It's cold the next day. Steve finds a hugely awesome bit of singletrack to Lac Champex. According to the map the trail is near vertical, so the girls opt for the road instead. It ends up being a 'long-cut' as we lose heaps of altitude. Steve is basking in the sun when we eventually arrive at the lake. Refuelled at the local patisserie, we soldier on to Bovine, passing some hikers who want to know what medication we are on. Around the corner we are confronted by a vertical, muddy, boulder-strewn cliff face. We grovel for three hours. Karina throws her bike down and gives the bird to the world in general. In fact all the girls lose the plot but the pain quickly recedes as we fly down the other side. Gob-smacking views overlooking Martigny greet us around every corner. A fun, technical section lands us at Refuge Col de Forclaz and a fabulous feast. It requires a supreme effort to drag ourselves onto our top bunks. Altitude gain: 1300m.

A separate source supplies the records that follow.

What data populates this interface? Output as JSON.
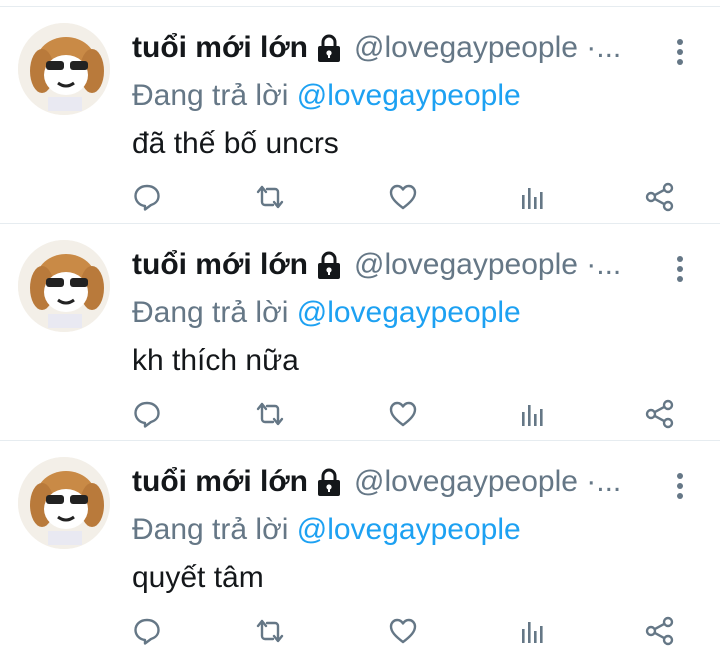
{
  "colors": {
    "text": "#14171a",
    "secondary": "#657786",
    "link": "#1da1f2",
    "divider": "#e6ecf0",
    "icon": "#657786"
  },
  "icons": {
    "lock": "lock-icon",
    "more": "more-vertical-icon",
    "reply": "reply-icon",
    "retweet": "retweet-icon",
    "like": "heart-icon",
    "analytics": "analytics-icon",
    "share": "share-icon"
  },
  "tweets": [
    {
      "display_name": "tuổi mới lớn",
      "handle": "@lovegaypeople ·...",
      "reply_prefix": "Đang trả lời",
      "reply_to": "@lovegaypeople",
      "text": "đã thế bố uncrs"
    },
    {
      "display_name": "tuổi mới lớn",
      "handle": "@lovegaypeople ·...",
      "reply_prefix": "Đang trả lời",
      "reply_to": "@lovegaypeople",
      "text": "kh thích nữa"
    },
    {
      "display_name": "tuổi mới lớn",
      "handle": "@lovegaypeople ·...",
      "reply_prefix": "Đang trả lời",
      "reply_to": "@lovegaypeople",
      "text": "quyết tâm"
    }
  ]
}
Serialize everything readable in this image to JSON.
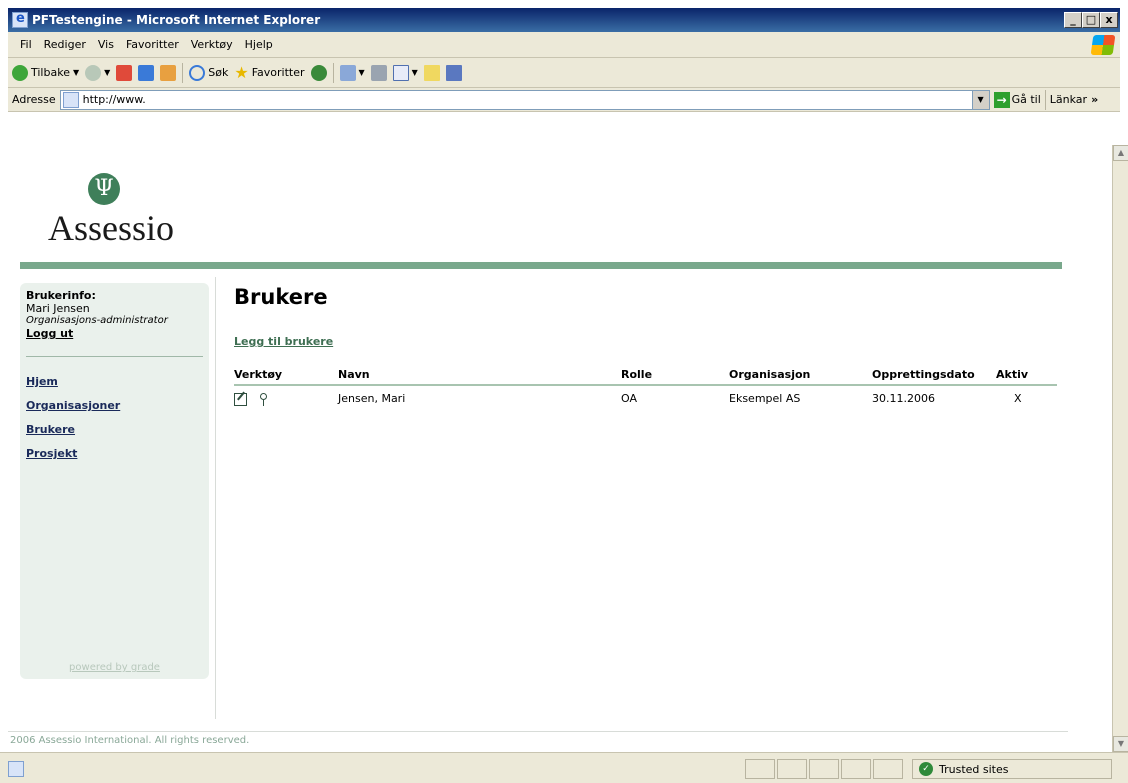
{
  "window": {
    "title": "PFTestengine - Microsoft Internet Explorer",
    "min": "_",
    "max": "□",
    "close": "x"
  },
  "menu": [
    "Fil",
    "Rediger",
    "Vis",
    "Favoritter",
    "Verktøy",
    "Hjelp"
  ],
  "toolbar": {
    "back": "Tilbake",
    "search": "Søk",
    "favorites": "Favoritter"
  },
  "address": {
    "label": "Adresse",
    "url": "http://www.",
    "go": "Gå til",
    "links": "Länkar",
    "more": "»"
  },
  "page": {
    "logo_text": "Assessio",
    "logo_symbol": "Ψ",
    "sidebar": {
      "heading": "Brukerinfo:",
      "user_name": "Mari Jensen",
      "user_role": "Organisasjons-administrator",
      "logout": "Logg ut",
      "nav": [
        "Hjem",
        "Organisasjoner",
        "Brukere",
        "Prosjekt"
      ],
      "powered": "powered by grade"
    },
    "title": "Brukere",
    "add_user": "Legg til brukere",
    "table": {
      "headers": [
        "Verktøy",
        "Navn",
        "Rolle",
        "Organisasjon",
        "Opprettingsdato",
        "Aktiv"
      ],
      "rows": [
        {
          "name": "Jensen, Mari",
          "role": "OA",
          "organization": "Eksempel AS",
          "created": "30.11.2006",
          "active": "X"
        }
      ]
    },
    "footer": "2006 Assessio International. All rights reserved."
  },
  "status": {
    "zone": "Trusted sites"
  },
  "colors": {
    "accent_green": "#79a88c",
    "sidebar_bg": "#eaf1ec",
    "titlebar": "#0a246a"
  }
}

The last day and one final col remains. The girls are gun shy after yesterday so we take the tarmac option - stocking up with duty free chocolate at the border. Steve, ever the purist, completes the trip off-road. He tracks us down at a patisserie in Chamonix, gazing up at the hanging glacier while grazing on French tarts - or should that be gazing at the French tarts? A downhill singletrack takes us back to Les Houches and a hard earned hot bath.

Nitty Gritty

  • It's cool with the authorities to ride the Sentier Pedestre but it's best to avoid the congestion of mid-summer. September is supposed to be the best weather - although we missed out on that score. 
  • We used the 'Tour of Mont Blanc' Cicerone guide book by Kev Reynolds www.cicerone.co.uk . And the topo maps 3531 ET, St Gervais and 3630 OT Chamonix- Massif du Mt Blanc. Buy them direct from the 'Institut Geographique National' www.ign.fr under Cartes de Randonnée 1:25 000. 
  • We stayed in the mountain refuges that are really more like quaint hotels. Cost is around 30 - 50 Euros for dinner, bed and breakfast. Beware the token 'pain avec café au lait' breaky - hardly sufficient to fuel a long day on the bike. 
  • It's a gnarly ol' trip but so worth it. Tour operators do a version that picks out the tasty bits without the grovel. Check out Mont Blanc Mountain Bikes.